Chimamanda Ngozi Adichie

“I was completely unknown. I wrote short stories, got many rejections and then finally got an acceptance. I wrote a large and terrible novel that I sent out and that was rejected multiple times. And then I wrote Purple Hibiscus and a nice agent said she would ‘take a chance on me.’” — The Guardian, August 2016

Natalie Dormer

“I was cast by Lasse Hallstrom in Casanova, and it was very exciting to be acting next to Heath Ledger and Jeremy Irons in one of the most beautiful cities in Europe for my first proper job. I then promptly fell into nine months of unemployment, which was a big shock to the system. I had to go back to temping in an office to pay for Christmas that year. But it was definitely the most invaluable lesson I could have learned early in my career: never take anything for granted, never believe you are simply entitled to work. A few months later, I found myself chemistry reading with Jonny Rhys Meyers [for The Tudors] in a casting office in New York in front of a group of executives, and the rest is history. Quite literally, History! (the English Reformation) It was my first time in New York City and though I am always a Londoner in my heart, I have had a love affair with New York ever since, and hope to get on Broadway when my schedule allows.” — Crash, October 2015
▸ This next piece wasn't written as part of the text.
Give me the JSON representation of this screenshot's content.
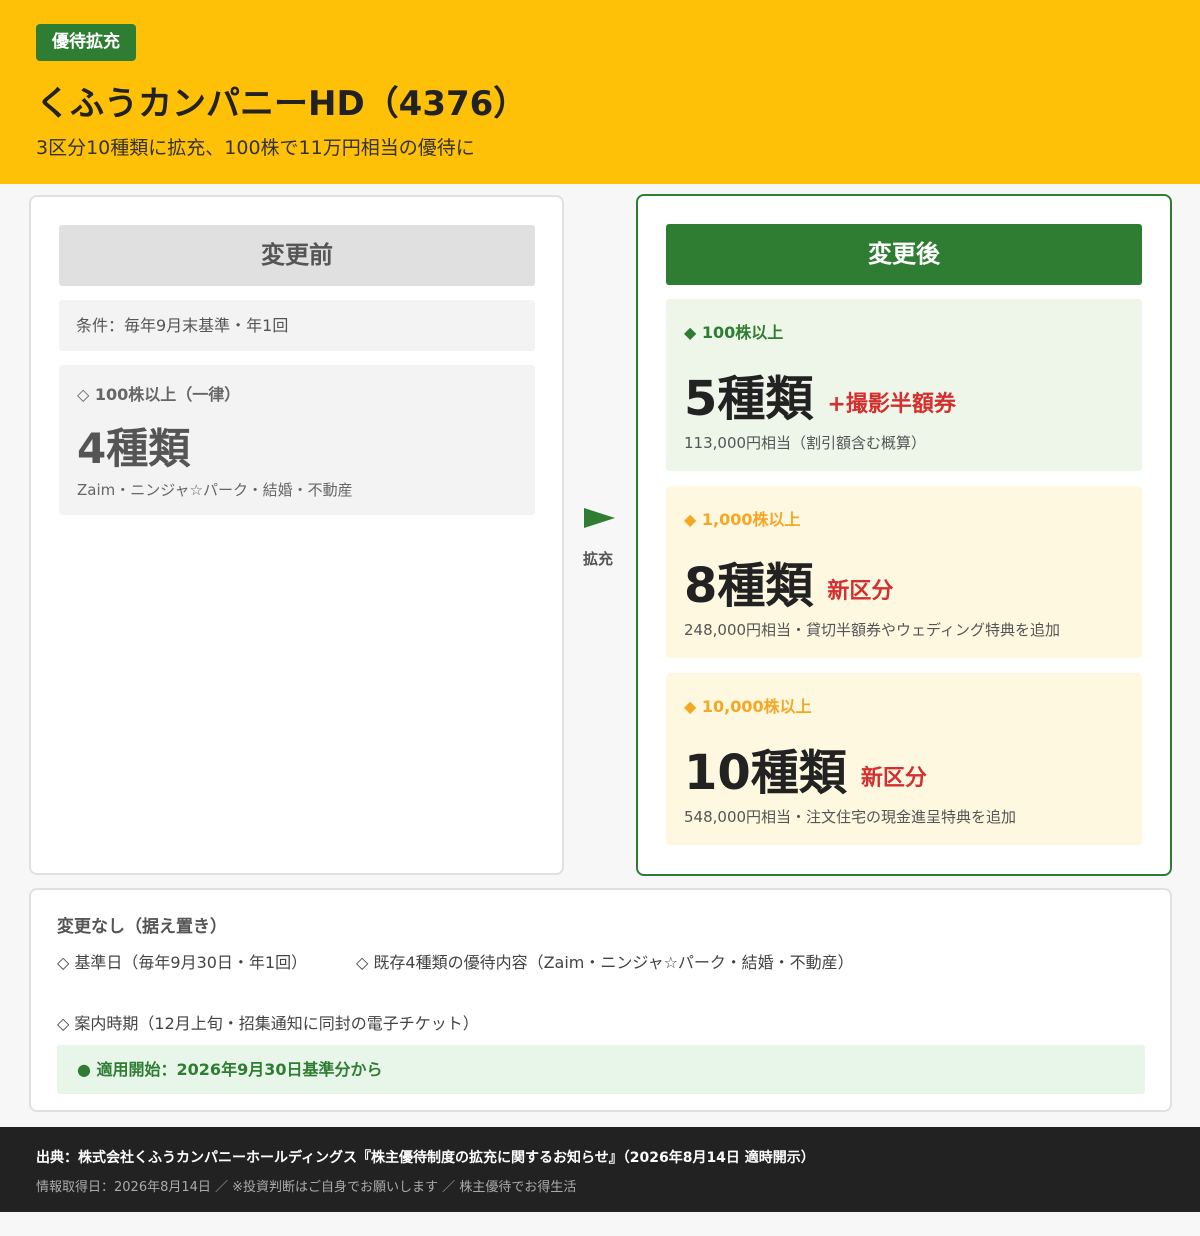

Karlie Kloss

“I was discovered at 13, but we lived in St. Louis, so I worked in Chicago. I did this Abercrombie Kids thing with Bruce Weber. But he didn’t even know I was there. The dogs were more important than me. It didn’t explode for me until I was 15 and came to New York to walk for Calvin [Klein]. Those runway shows can really catapult you. They put you in front of designers and top editors. And on the Internet…I had a lot of luck. I was the right girl at the right time. But I was also a sponge. I didn’t talk a lot. I just listened and kept my eyes open and tried to soak up everything I could.” — The New York Times, September 2015

Betty White

“My big break came when a local disc jockey, Al Jarvis, in Los Angeles invited me to be his Girl Friday on his talk show ‘Hollywood On Television’ – so would I be his Girl Friday? Sure, Friday, that’s great. Well, what he meant and I didn’t realize was Friday, Saturday, Monday, Tuesday, Wednesday, Thursday. Five-and-a-half hours a day, six days a week live – whatever happened you had to handle it. There was never any rehearsal or script or anything. Whoever came in that door, it was on, and you were interviewing them.” — NPR, November 2014

25 Famous Women on Their Career Breakthroughs